Absolutely unbelievable how much different the park looked, and just as unbelievable how identical all the structures are to today. It's the trees and vegetation that have drastically altered the look of Disneyland. It looked so open and like a "normal" everyday theme park. But if you take a close look at the rest of the park, hardly anything has changed as far as the buildings go.
I remember when Legoland first opened, I thought it was a joke how small and barren that place was. But now it's grown and expanded and it's almost nothing like it was 8 years ago when I went. It's the same thing with my university when I was there a decade ago, it was opened in 1989 and still growing. All the great things we enjoy today seem to always have a small and humble beginning. Nothing seems to just appear out of thin air and be spectacular.
That park in the pictures is so full of promise and has such a bright and unknowing future in front of it. It's just waiting for the memories that so many people hold so dear today. Pirates of the Carribbean is barely a thought in Walt's mind and our time-cherished Tomorrowland as we know it is still (fittingly) far into the future. It must be bittersweet to have experienced Disneyland like this and to see both what you've lost and what you've gained. I don't know if I could see Disneyland the same way if I grew up in the 1950's, but I did grow up in and remember quite vividly the Disneyland golden era of 1986 to 1994 and I will forever be grateful of the memories Disneyland has given me.
It's still a young park, 53 is nothing when you consider this park will be around for a long, long time. The current iteration of Disney is incapable of recreating the genius of Walt's work, but there's still a long future ahead and who knows who will lead Disneyland through this century. Perhaps the point where we stand today has a bright and prosperous future ahead. In any case...Happy Birthday Disneyland!
I have the DVD and enjoyed both the stills here and the original commentary. One thing I noticed today is how Walt planned water to be in each land (except for Main Street). I think that this design element brings both interest in the scenery but also a refreshment to the feel of the place. When DCA was designed, only one "land' of the park was given water.
One has to wonder how Disneyland, being 53 years old today can still have the charm that delights both old and young as much as it did back then. One of those elements is water in the landscape design. May future Imagineers study how Walt designed his park to keep Disneyland as wonderful as it originally was designed.
Jiminy Cricket Fan
WOW. I have seen a lot of old pictures of the park but these are really good. It is amazing on how much the park has grown. I really like the huge moat around the castle. I wish that the moat was still that big today. Thank you for those pictures.
that's worth it just for the aerial shots of the old west areas and the indian village. There doesn't seem to be tons of aerial work about the old mine carts, stage coach, mules, etc.

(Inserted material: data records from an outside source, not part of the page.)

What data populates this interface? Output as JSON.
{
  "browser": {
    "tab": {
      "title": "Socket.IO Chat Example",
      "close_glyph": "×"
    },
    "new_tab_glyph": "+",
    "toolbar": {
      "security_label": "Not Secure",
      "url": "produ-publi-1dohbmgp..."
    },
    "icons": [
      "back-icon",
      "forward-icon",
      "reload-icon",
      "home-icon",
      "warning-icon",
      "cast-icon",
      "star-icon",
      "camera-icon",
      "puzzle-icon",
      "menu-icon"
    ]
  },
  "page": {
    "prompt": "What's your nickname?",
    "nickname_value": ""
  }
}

That view gives good perspective on where they went around
In the real wide shot on the fourth page, don't you just love how a car could pull right up to the curb at the turnstiles?!? There's another car behind it up on the curb, too--I wonder what's going on there?
Happy Birthday Disneyland! You don't look a day over 29!